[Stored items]
○ ○ ○ ○ ○
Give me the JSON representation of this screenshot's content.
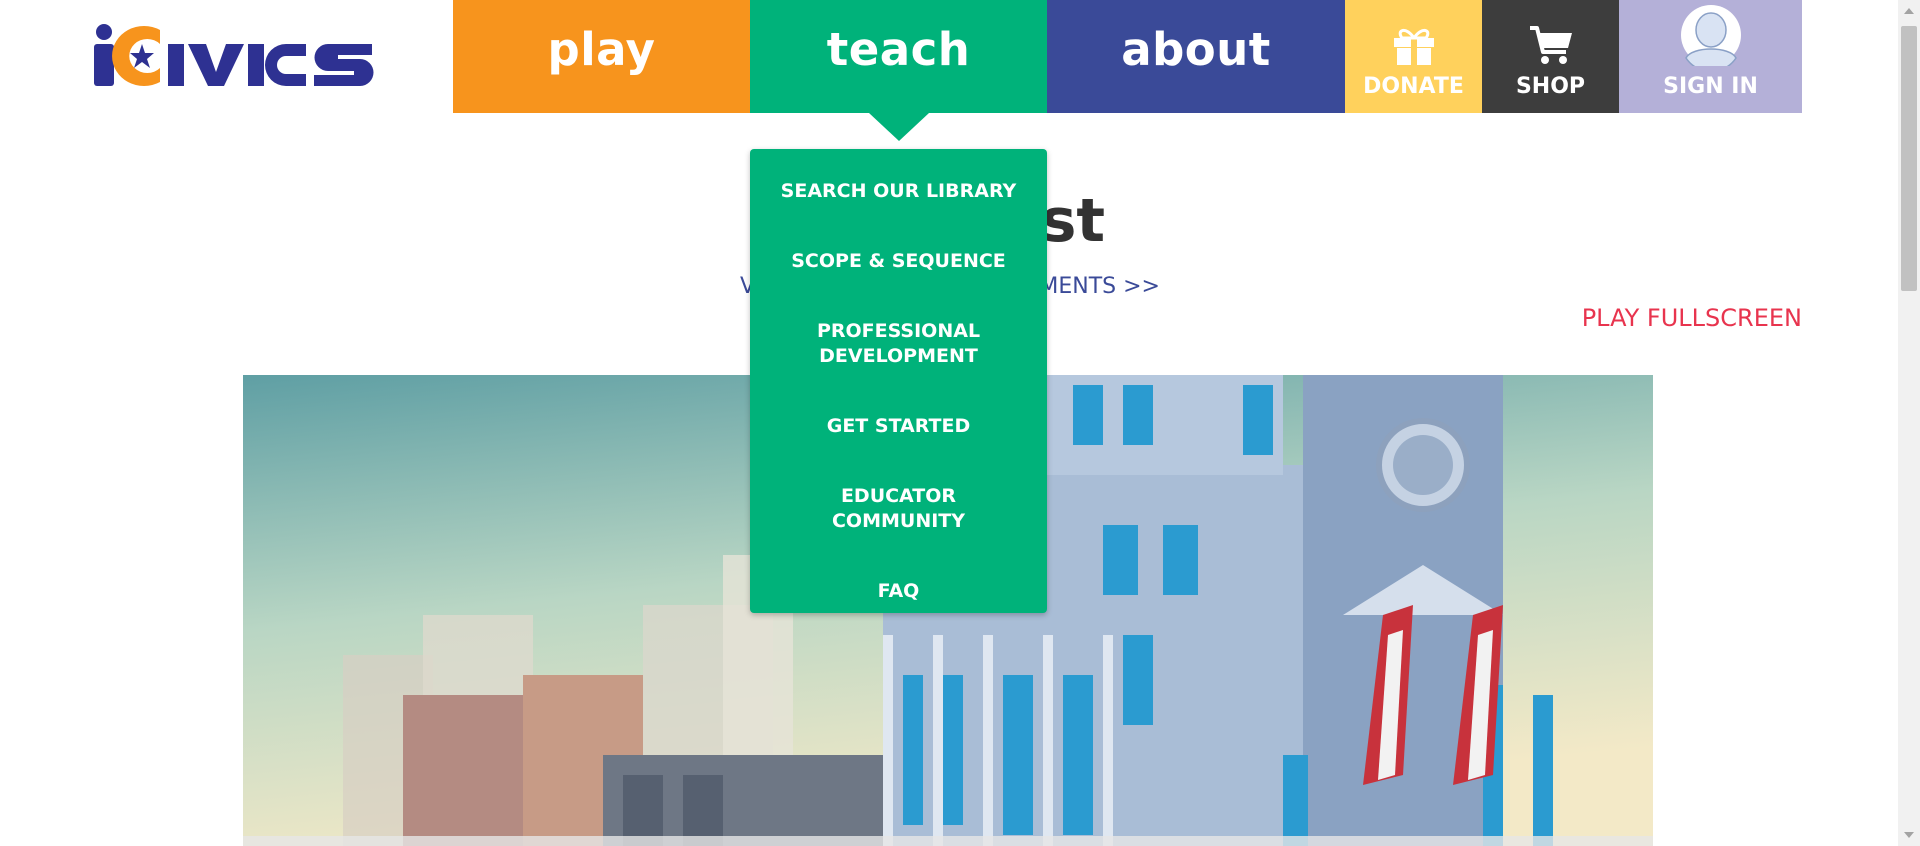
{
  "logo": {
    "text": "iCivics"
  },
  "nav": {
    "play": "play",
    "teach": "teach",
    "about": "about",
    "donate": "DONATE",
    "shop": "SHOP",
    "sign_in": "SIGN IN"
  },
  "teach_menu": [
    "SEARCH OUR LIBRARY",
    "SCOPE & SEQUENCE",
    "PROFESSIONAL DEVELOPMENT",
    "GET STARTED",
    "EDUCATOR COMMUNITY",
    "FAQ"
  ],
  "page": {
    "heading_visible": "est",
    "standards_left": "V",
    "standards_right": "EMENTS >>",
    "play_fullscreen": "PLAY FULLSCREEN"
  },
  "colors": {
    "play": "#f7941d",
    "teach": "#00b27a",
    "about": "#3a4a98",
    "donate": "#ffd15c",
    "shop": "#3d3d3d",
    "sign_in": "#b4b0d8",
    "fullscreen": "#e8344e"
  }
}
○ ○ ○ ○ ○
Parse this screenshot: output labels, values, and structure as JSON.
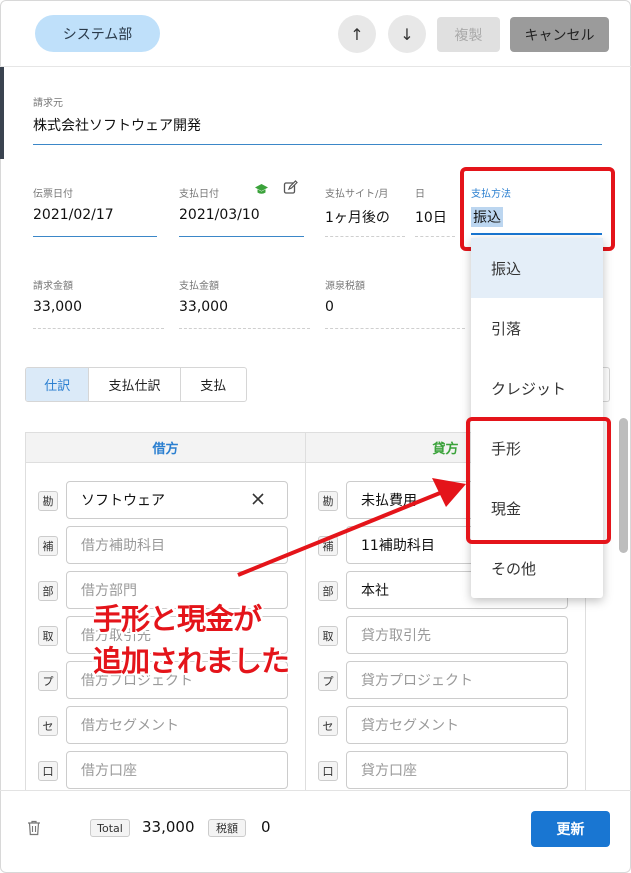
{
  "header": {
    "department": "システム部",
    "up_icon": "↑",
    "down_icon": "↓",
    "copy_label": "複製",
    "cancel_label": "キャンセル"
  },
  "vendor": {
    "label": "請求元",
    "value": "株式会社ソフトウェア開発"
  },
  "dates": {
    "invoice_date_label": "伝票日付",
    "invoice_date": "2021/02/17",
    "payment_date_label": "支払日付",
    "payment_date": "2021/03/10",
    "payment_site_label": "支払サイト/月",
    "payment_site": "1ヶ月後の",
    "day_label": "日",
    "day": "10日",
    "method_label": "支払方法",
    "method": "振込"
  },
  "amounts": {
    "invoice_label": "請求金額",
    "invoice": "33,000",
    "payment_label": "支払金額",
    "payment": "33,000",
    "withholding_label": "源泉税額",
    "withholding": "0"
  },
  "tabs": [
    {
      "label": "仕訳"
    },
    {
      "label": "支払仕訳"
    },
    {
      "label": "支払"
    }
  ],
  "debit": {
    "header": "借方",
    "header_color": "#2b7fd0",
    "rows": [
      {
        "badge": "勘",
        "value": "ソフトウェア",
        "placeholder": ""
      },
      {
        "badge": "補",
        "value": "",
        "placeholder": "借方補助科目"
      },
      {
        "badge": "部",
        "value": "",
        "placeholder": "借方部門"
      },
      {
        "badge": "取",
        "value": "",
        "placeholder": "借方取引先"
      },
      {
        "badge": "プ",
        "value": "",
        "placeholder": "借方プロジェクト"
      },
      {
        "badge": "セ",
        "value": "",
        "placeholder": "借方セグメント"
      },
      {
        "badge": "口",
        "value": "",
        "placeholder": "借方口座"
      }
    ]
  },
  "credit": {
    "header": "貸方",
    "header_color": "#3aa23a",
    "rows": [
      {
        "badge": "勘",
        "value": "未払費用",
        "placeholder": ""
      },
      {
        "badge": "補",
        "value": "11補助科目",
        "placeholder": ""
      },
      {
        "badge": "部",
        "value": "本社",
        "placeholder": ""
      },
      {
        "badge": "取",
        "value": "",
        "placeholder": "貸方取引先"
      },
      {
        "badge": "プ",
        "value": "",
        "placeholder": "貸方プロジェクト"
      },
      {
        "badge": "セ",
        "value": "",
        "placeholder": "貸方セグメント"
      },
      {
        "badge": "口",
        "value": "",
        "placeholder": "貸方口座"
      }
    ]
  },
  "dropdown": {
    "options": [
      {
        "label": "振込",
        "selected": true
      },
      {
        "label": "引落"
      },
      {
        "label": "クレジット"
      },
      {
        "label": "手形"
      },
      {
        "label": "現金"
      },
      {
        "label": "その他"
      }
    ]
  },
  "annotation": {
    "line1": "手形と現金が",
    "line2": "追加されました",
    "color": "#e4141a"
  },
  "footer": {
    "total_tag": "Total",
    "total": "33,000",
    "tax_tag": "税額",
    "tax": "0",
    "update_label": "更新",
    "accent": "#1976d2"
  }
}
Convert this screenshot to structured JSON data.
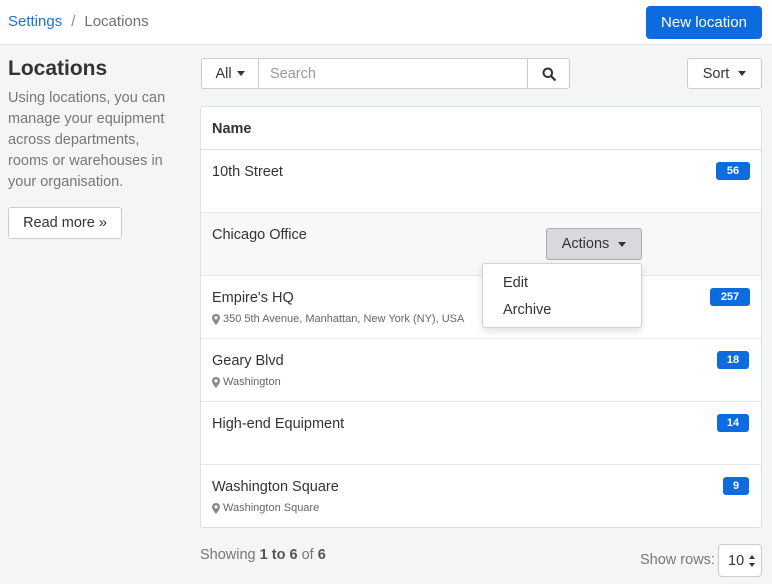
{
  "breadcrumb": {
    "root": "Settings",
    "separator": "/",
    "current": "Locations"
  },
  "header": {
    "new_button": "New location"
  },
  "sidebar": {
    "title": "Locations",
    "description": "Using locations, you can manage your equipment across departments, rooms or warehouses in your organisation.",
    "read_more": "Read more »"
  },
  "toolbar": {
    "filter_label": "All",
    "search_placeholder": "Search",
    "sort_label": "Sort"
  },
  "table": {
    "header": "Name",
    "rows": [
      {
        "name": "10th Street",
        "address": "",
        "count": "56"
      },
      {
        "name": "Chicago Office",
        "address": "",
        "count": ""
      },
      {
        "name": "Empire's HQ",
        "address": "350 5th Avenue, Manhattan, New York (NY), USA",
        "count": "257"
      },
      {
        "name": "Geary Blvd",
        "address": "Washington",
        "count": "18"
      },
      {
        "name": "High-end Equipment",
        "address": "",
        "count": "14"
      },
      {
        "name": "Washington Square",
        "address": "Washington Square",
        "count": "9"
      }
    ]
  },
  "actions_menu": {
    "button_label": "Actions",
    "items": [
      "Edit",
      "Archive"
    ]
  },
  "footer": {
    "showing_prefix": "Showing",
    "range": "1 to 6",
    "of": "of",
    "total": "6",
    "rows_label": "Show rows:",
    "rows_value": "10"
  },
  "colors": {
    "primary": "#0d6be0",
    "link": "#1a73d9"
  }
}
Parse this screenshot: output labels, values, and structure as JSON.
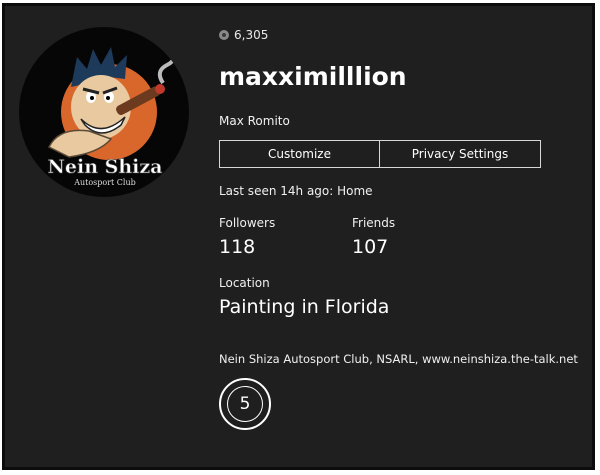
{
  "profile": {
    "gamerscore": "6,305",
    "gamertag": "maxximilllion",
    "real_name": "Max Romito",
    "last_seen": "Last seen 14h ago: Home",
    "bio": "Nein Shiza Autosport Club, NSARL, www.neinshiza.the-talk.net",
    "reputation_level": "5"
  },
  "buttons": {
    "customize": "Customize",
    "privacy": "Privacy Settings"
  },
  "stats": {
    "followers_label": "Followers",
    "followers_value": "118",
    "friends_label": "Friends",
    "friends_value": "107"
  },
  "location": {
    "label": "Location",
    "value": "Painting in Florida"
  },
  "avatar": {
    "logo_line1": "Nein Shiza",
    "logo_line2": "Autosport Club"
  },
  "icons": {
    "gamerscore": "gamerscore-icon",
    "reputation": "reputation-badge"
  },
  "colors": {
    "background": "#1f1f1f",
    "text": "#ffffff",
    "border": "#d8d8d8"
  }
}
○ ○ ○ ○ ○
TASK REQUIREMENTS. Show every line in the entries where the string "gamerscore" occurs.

EXERCISE ANSWER.
    "gamerscore": "6,305",
    "gamerscore": "gamerscore-icon",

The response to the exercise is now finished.